Sydney Ekeledo, Candace Best, Stephanie Norman, Jodi Bazemore, Jessica Smith Schwind
Human Papillomavirus (HPV) subtypes are the primary cause of cervical cancer. Despite introduction of the HPV vaccine in 2006, vaccination percentages remain low across Georgia counties. The primary objective of this research was to conduct a descriptive epidemiological study of HPV vaccination coverage among individuals in the South Central Health District (SCHD) to provide guidance for targeted vaccination campaigns aimed at adolescents residing in rural communities.
Jessica S Schwind, Tracey Goldstein, Kate Thomas, Jonna AK Mazet, Woutrina A Smith
The capacity to conduct zoonotic pathogen surveillance in wildlife is critical for the recognition and identification of emerging health threats. The PREDICT project, a component of United States Agency for International Development’s Emerging Pandemic Threats program, has introduced capacity building efforts to increase zoonotic pathogen surveillance in wildlife in global ‘hot spot’ regions where zoonotic disease emergence is likely to occur. Understanding priorities, challenges, and opportunities from the perspectives of the stakeholders is a key component of any successful capacity building program.

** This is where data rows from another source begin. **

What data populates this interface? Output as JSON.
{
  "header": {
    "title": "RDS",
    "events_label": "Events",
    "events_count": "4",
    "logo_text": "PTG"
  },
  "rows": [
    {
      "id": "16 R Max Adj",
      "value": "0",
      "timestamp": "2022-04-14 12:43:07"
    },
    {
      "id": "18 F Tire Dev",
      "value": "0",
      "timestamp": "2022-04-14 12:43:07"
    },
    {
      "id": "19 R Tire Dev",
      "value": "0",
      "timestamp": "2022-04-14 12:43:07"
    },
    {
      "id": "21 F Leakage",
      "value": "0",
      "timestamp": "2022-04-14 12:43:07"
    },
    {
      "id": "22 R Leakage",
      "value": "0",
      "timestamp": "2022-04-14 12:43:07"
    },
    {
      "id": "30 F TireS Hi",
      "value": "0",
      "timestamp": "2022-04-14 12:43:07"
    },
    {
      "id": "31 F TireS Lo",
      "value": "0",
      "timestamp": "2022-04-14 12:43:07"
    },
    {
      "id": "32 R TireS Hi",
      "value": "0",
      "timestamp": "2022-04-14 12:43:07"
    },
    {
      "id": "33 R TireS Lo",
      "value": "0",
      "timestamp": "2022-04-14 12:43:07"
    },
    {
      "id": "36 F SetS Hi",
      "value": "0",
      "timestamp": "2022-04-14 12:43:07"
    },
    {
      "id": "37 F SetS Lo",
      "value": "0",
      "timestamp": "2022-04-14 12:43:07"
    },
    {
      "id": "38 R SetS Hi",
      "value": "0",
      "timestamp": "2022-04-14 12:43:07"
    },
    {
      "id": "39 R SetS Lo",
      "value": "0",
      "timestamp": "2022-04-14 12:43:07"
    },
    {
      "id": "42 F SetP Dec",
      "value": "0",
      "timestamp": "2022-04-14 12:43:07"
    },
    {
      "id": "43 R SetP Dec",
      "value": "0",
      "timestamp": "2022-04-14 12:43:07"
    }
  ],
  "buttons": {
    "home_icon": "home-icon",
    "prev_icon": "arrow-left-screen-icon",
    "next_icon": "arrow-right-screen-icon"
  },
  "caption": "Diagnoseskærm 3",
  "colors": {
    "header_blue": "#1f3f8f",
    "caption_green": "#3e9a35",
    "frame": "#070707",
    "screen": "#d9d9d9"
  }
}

Jessica S Schwind, David J Wolking, John S Brownstein, PREDICT Consortium, Jonna AK Mazet, Woutrina A Smith
Digital disease detection tools are technologically sophisticated, but dependent on digital information, which for many areas suffering from high disease burdens is simply not an option. In areas where news is often reported in local media with no digital counterpart, integration of local news information with digital surveillance systems, such as HealthMap (Boston Children’s Hospital), is critical. Little research has been published in regards to the specific contribution of local health-related articles to digital surveillance systems. In response, the USAID PREDICT project implemented a local media surveillance (LMS) pilot study in partner countries to monitor disease events reported in print media. This research assessed the potential of LMS to enhance digital surveillance reach in five low- and middle-income countries. Over 16 weeks, select surveillance system attributes of LMS, such as simplicity, flexibility, acceptability, timeliness, and stability were evaluated to identify strengths and weaknesses in the surveillance method. Findings revealed that LMS filled gaps in digital surveillance network coverage by contributing valuable localized information on disease events to the global HealthMap database. A total of 87 health events were reported through the LMS pilot in the 16-week monitoring period, including 71 unique reports not found by the HealthMap digital detection tool. Furthermore, HealthMap identified an additional 236 health events outside of LMS. It was also observed that belief in the importance of the project and proper source selection from the participants was crucial to the success of this method. The timely identification of disease outbreaks near points of emergence and the recognition of risk factors associated with disease occurrence continue to be important components of any comprehensive surveillance system for monitoring disease activity across populations. The LMS method, with its minimal resource commitment, could be one tool used to address the information gaps seen in global ‘hot spot’ regions.